Intel is creating a new way to push PC makers to get ready for “a new class of advanced laptops.” Dubbed “Project Athena,” Intel’s push involves 5G and artificial intelligence support wrapped up in what looks like Ultrabooks part two. Intel is creating annual specs that manufacturers will need to adhere to for a certification process.
It all sounds very similar to the set of specifications the industry followed to create Ultrabooks, a marketing label desirable enough that it pushed some laptop makers to adopt thinner designs, faster storage, and longer battery life more quickly.

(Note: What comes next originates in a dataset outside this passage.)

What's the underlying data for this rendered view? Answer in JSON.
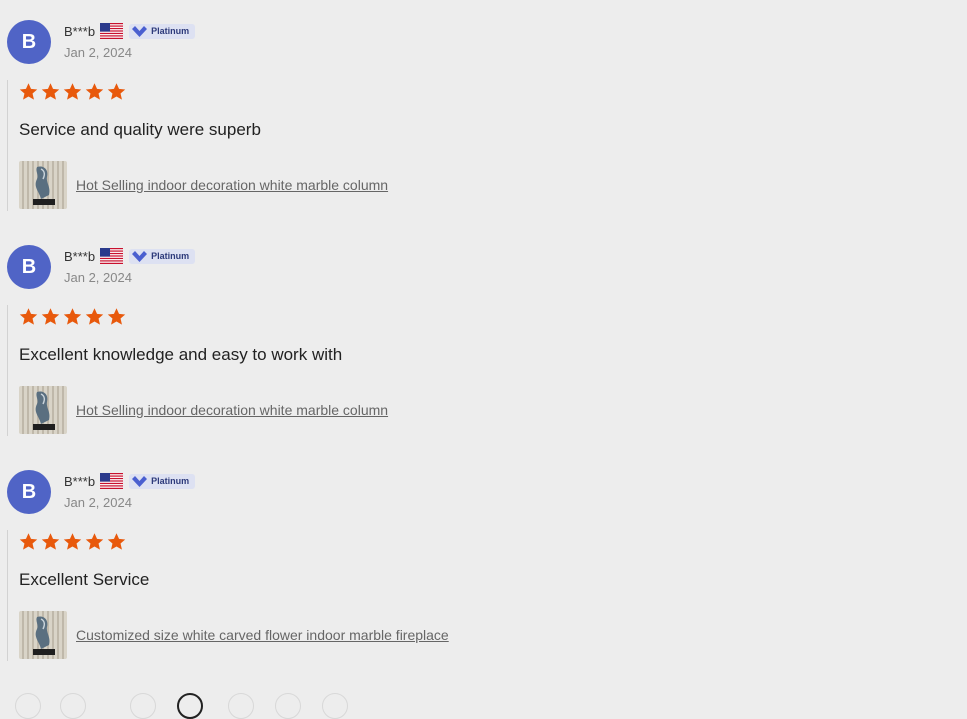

While Ultrabooks pushed laptop makers to focus on thin and light machines, Intel’s focus with Project Athena is vague. “Designed to enable new experiences and capitalize on next-generation technologies, including 5G and artificial intelligence,” explains Intel. We reached out to Intel for details on any concrete specs the company will require PC makers to adhere to, but Intel says it’s not sharing those yet.
Intel does have some focus areas for Project Athena, though. 5G and AI are top of the list, but a promise of minimizing the time between opening a laptop lid to it resuming is also part of the Project Athena mission. All day battery life, adjustable form factors, and performance are also on the list, though many existing PC designs arguably already focus on this.

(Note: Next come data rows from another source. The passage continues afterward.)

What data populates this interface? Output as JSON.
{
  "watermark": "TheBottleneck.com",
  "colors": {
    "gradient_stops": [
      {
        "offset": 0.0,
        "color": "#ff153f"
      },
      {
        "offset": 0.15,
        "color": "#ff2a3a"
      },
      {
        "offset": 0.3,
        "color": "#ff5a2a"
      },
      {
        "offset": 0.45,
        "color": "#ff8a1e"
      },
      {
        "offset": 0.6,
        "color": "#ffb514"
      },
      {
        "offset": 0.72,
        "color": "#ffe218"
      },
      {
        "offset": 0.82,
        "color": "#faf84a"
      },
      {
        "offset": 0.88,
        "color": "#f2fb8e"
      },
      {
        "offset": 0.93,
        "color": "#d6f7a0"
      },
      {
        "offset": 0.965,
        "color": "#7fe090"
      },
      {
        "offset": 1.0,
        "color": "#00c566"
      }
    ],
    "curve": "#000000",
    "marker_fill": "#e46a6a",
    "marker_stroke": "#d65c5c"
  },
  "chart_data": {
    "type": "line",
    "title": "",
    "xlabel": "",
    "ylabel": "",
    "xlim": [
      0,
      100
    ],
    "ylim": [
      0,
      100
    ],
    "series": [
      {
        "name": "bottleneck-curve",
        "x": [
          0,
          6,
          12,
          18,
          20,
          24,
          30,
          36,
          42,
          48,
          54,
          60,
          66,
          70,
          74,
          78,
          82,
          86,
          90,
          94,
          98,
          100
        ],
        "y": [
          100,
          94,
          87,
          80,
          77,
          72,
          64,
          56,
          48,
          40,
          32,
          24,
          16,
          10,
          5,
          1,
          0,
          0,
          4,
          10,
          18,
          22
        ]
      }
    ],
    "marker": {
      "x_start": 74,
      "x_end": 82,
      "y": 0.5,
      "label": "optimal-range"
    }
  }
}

Intel is providing PC makers with a roadmap to start bringing Project Athena devices to the market in the second half of 2019. Acer, Asus, Dell, Google, HP, Innolux, Lenovo, Microsoft, Samsung, and Sharp are all working on Project Athena. Devices will include Chrome- and Windows-powered laptops. Project Athena comes just as Intel has announced that 10nm Ice Lake processors will be available in laptops in time for the holiday season later this year.